If you’re under 40, you’ve probably never heard of Tammy Faye. However, you may have spent a weekday morning at home flipping through the TV channels and stumbled upon Club 700, a daily Christian TV show, and subsequently wondered how anyone could find it convincing. Club 700 and her host Pat Robertson are two of the lasting remnants of the ’70s and’ 80s televangelist boom that catapulted Tammy Faye Bakker and Jim Bakker to stardom with their powerful combination of preaching and singing. Even though their high-profile fall shattered their part of the televangelist empire, Tammy Faye’s eyes, a biographical drama directed by Michael Showalter, aims to humanize larger-than-life televangelist characters who often look more like caricatures than real people.
The real Tammy Faye (played by Jessica Chastain), met her future husband Andrew Bakker (played by Andrew Garfield) while a student at North Central Bible College in the 1960s. Soon after, the two decided to start a Christian ministry and travel the country to spread their message. First using puppet shows to attract children, they eventually started Club 700, which gathered millions of spectators. Their success came with incredible profit, which Jim Bakker then misused to silence women accusing him of sexual misconduct, turning their once untouchable empire into one associated with corruption and sex scandals. .
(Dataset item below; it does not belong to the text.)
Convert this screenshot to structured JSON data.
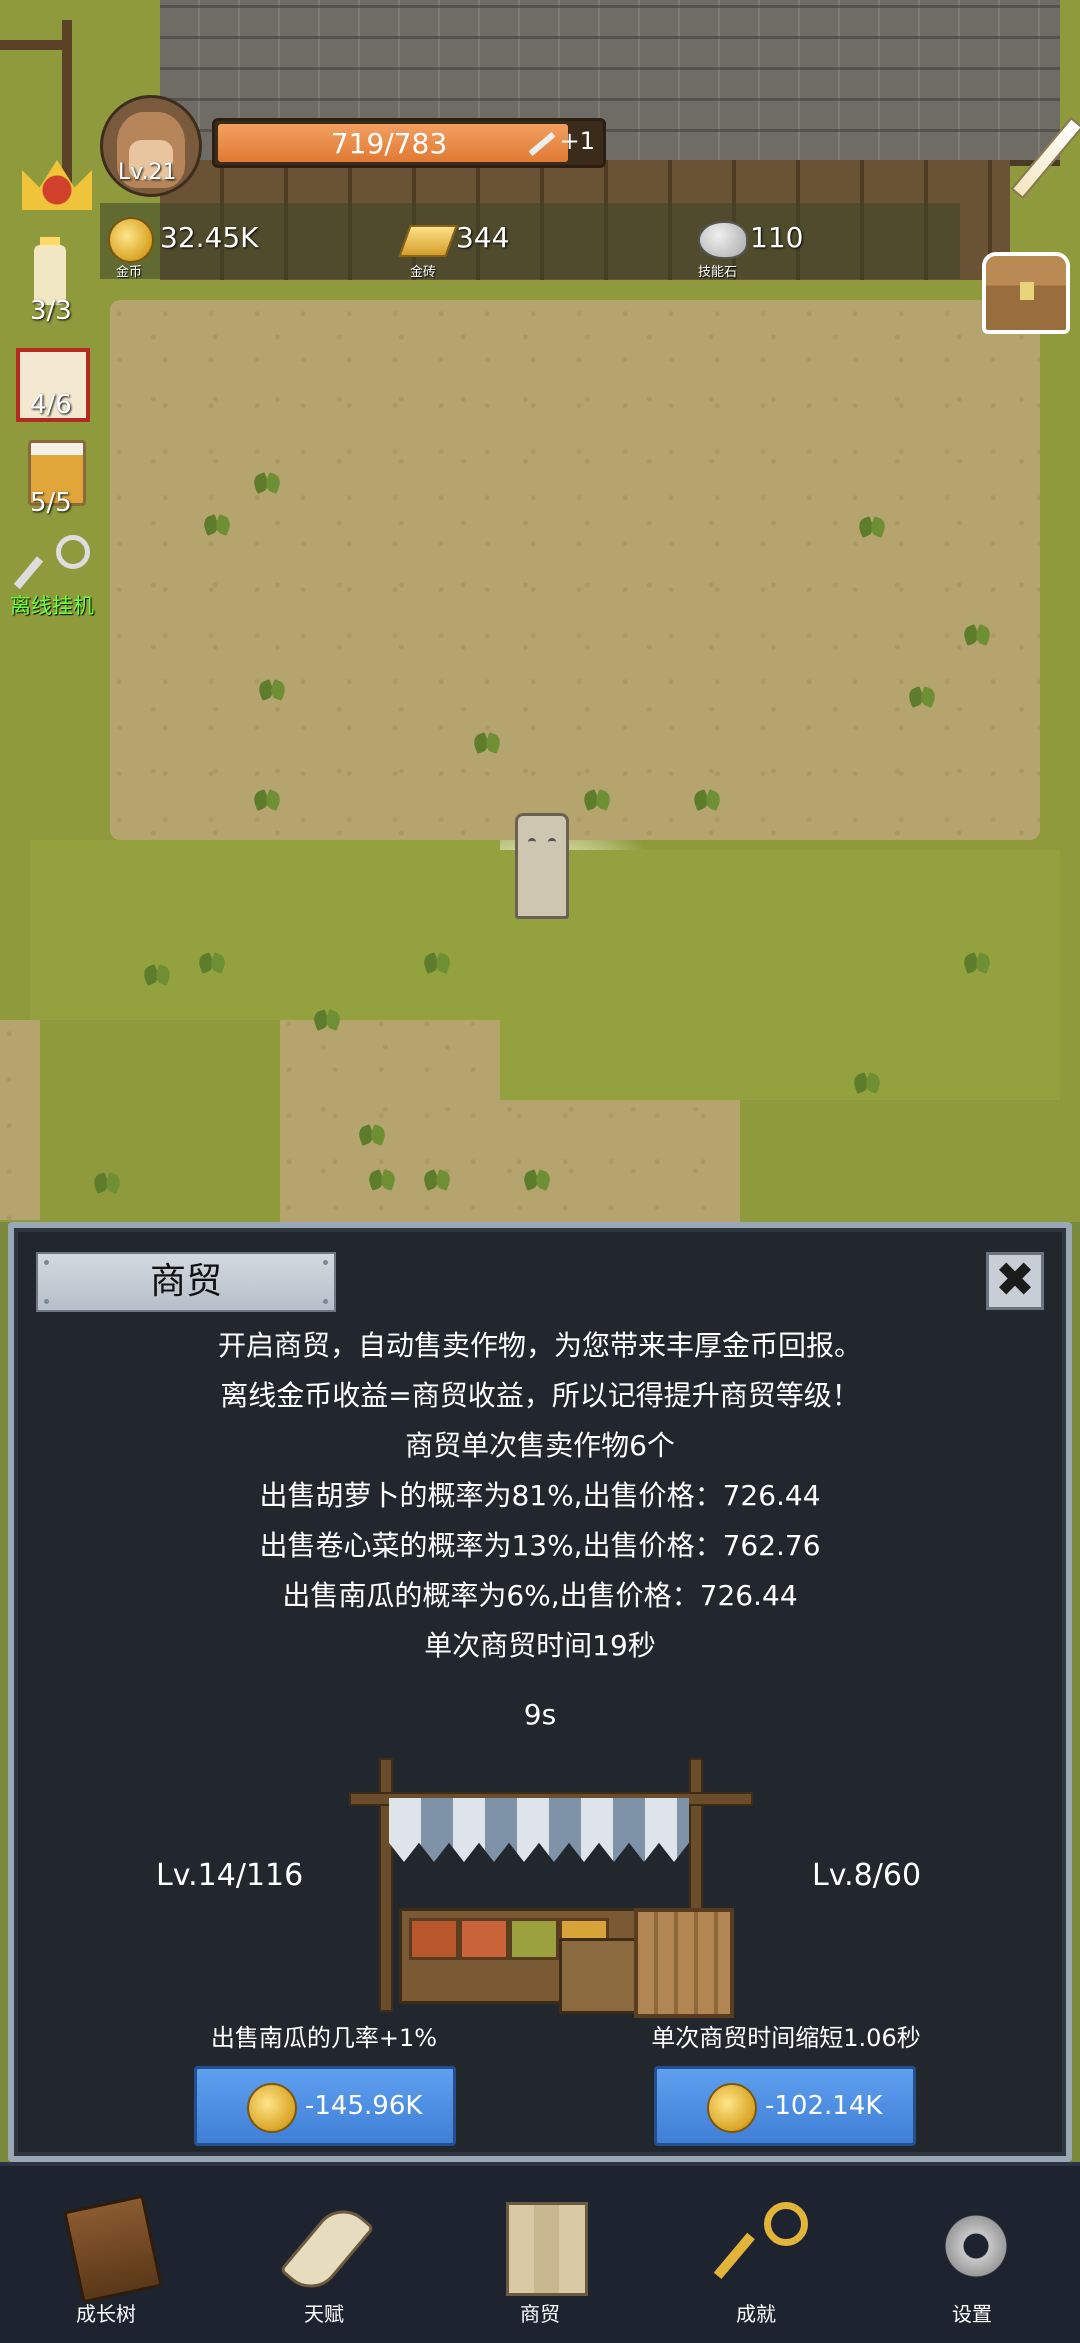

When I first saw the trailer for Tammy Faye’s eyes, which stars Jessica Chastain and Andrew Garfield, I admit the main reason I wanted to watch the movie was to see Chastain in obvious prosthetics and striking makeup singing “Jesus Keeps Takin ‘Me Higher & Higher”. I had no idea who the Bakkers were other than being a quirky, over-looking Midwestern couple, as the trailer shows. After seeing the movie, however, I realize that their presence is so steeped in American culture that they may be more familiar to me than I thought. While the film is a fairly predictable and somewhat bloated biopic that focuses primarily on Faye, there’s a lot to chew on about codependency, insecurity, naivety, and, of course, the swindle so often present in televangelism. .
The highlight of this film is the acting, especially Chastain’s performance. Her sweet and honest take on Faye never sinks into caricature and complements and instead grounds the garish, inlaid makeup she was known for. I forgot the prosthetics which I initially found distracting at the start of the movie due to how completely She embodies that role, from her Minnesota maiden voice to her heartbreaking revelations later in the film. Chastain makes a meal of Faye’s charming (or boring) quirks and clearly gives her everything in the vocals numbers. Garfield is also impressive, channeling all of his charisma to initially convince us that he is an all-American minister who just wants to do God’s work and shine a light on his audience.
The chemistry of the protagonists works from the get-go, showing their innocent, at times awkward heart, and how serious they were in their mission to preach to as large an audience as possible. The film chronicles their rise to the top of the Praise The Lord Network (PTL) televangelist ladder and how, ultimately, the millions of dollars in donations they requested and received from their audiences led to legal and marital disputes. . The film also excels at exposing the blatant (but perhaps not so obvious at the time) behind-the-scenes politics of the early televangelist industry, presenting Pat Robertson and Jerry Falwell Sr. as competitors entirely concerned with the audience, the profit and the fight against what Falwell calls “the liberal, feminist and gay agenda”. The film also credits them with ousting the Bakkers as the original hosts of the 700 Club and engineering their eventual disgrace.
The center of the film, however, lies with Faye and the effort the film makes to engage with the vulnerable and lovable parts of Faye and to show the extent of her victimization by Bakker and the audience, who did not. not taken seriously and has largely found her annoying. There are many moments in the film where she is harassed, mocked and taken for granted by the people around her. Her makeup is the butt of her husband’s jokes, and her brief infidelity is exploited by Bakker to increase viewership and shame him. As Faye strives to establish an equal partnership, Bakker treats her as an entertainment accessory and talks down on her. In these moments, Chastain’s performance, full of vulnerability and emotional nuance, really shines.
Chastain manages to remain sympathetic to the audience, through all of the drama and intrigue that unfolds. Faye frequently attempts to extend compassion over her husband’s wishes to people discriminated against by the church, hosting segments on PTL with LGBTQA + Christians and interviewing Steven Pieters, an AIDS minister. Her accepting worldview forms a stark contrast to Bakker and Falwell’s corrupt and profit-driven approach to Christianity, making her a lovable person in the murky waters of televangelism. I was so impressed with Faye’s portrayal that, at the end of the movie, I delved into the interviews Faye did after her career declined. Unsurprisingly, she is every bit as bubbly and captivating as her portrayal in the film, joking about the tabloid tragedy of her life and proving that even in the bad times, Jesus has, in fact, continued to take her more and more. high.